A chart we produce for Krewski shows the same names and links popping up frequently.
"I can see how you could get that sort of perception there may be something leading to some sort of complications here, but if you actually look at the roles of the organizations and agencies that you've got on your chart and what they're actually doing, the industry, clearly, both in Canada and internationally, is hands off," Krewski says.
But it wasn't that clear in Europe. The scientists at IARC say the European cellphone industry did try to negotiate more influence over that end of the study.
"So we wanted not only to avoid any bias, but we didn't want to get any involvement with an industry which then doesn't like the results and tries all kinds of things," IARC's Peter Kleihues said.
Kleihues told us industry reps came knocking as the negotiations on the study were happening.
"They wanted to give us the money. They said 'enlarge, do more, you will be happy because we are so much interested, we are under pressure, we would like a bigger and better study,' and we said 'no, it's not possible, we can't accept the money.'"
"Yeah, basically we refused until a contract was drawn up that ensured we had no strings attached," research scientist Elisabeth Cardis said.
That means there is still industry funding in Europe, but a third party administers the money. In Canada, the industry money goes to Dan Krewski's centre.
Cardis adds the connections involved with the Canadian part of the study don't seem to be a conflict of interest to her. But her boss IARC chief Paul Kleihues does seem concerned about our findings.
"Well, I think this is a reason for concern. Industry doesn't give you a free lunch usually. That means industry expects something back for any money they do, and I think we must look into this. It's a matter of concern and we must find out if it's sufficient reason to exclude that branch of the study or not."
Kleihues goes on to say that as far as he can see, the Canadian part of the study appears to have been set up carefully, to follow the rules.
As we kept digging, we discovered that not only does the Canadian cellphone lobby pay for a chunk of Krewski's research at the University of Ottawa, it also has an impact on his salary. We learned that the CWTA money unleashes government money that goes towards Krewski's salary. Krewski says these arrangements are all above board.
The head of IARC - Paul Kleihues told us he was reviewing for possible conflicts of interest the contracts people like Krewski had signed. He said no decisions or changes would be made until an IARC meeting in mid-December.
As for the study itself it won't be complete for a couple of years. So get ready for another long wait before we get any definitive answer on that old riddle over cellphones and cancer.
All cellphones in Canada meet the basic radiation safety guidelines.

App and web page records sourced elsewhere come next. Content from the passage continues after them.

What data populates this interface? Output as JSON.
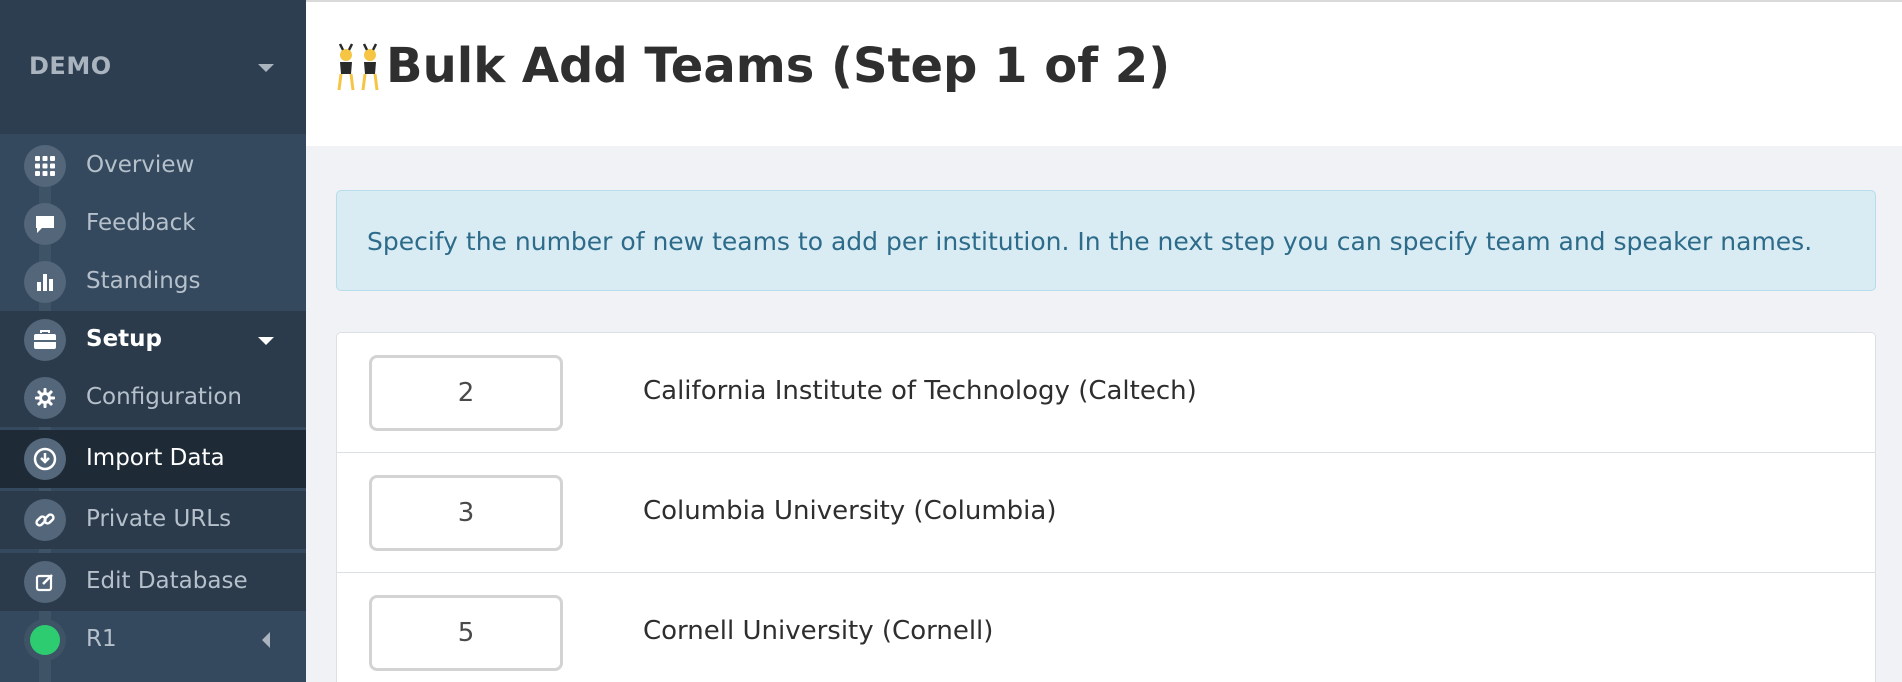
{
  "sidebar": {
    "brand": "DEMO",
    "items": [
      {
        "label": "Overview",
        "icon": "grid-icon"
      },
      {
        "label": "Feedback",
        "icon": "chat-bubble-icon"
      },
      {
        "label": "Standings",
        "icon": "bar-chart-icon"
      },
      {
        "label": "Setup",
        "icon": "briefcase-icon"
      },
      {
        "label": "Configuration",
        "icon": "gear-icon"
      },
      {
        "label": "Import Data",
        "icon": "download-circle-icon"
      },
      {
        "label": "Private URLs",
        "icon": "link-icon"
      },
      {
        "label": "Edit Database",
        "icon": "edit-icon"
      },
      {
        "label": "R1",
        "icon": "status-dot-icon"
      }
    ]
  },
  "header": {
    "title": "Bulk Add Teams (Step 1 of 2)",
    "title_emoji": "dancers-emoji"
  },
  "alert": {
    "text": "Specify the number of new teams to add per institution. In the next step you can specify team and speaker names."
  },
  "institutions": [
    {
      "count": "2",
      "name": "California Institute of Technology (Caltech)"
    },
    {
      "count": "3",
      "name": "Columbia University (Columbia)"
    },
    {
      "count": "5",
      "name": "Cornell University (Cornell)"
    }
  ],
  "colors": {
    "sidebar_bg": "#34495e",
    "sidebar_active": "#1e2b37",
    "alert_bg": "#d9ecf4",
    "alert_text": "#2d6b8a",
    "round_status": "#2ecc71"
  }
}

But anyone concerned about exposure can take a couple of steps to limit it:
- When you see only one or two bars on your phone's display, it means the signal is weak and your phone is trying harder to connect with the tower. That's when radiation is highest. Wait until all the bars are there for less radiation.
- Radiation is also higher when you first place a call, as your phone seeks a connection. If you wait until the call has connected, your exposure will be lower.
- Keep your calls short shorter calls means less exposure.
Devastating new radar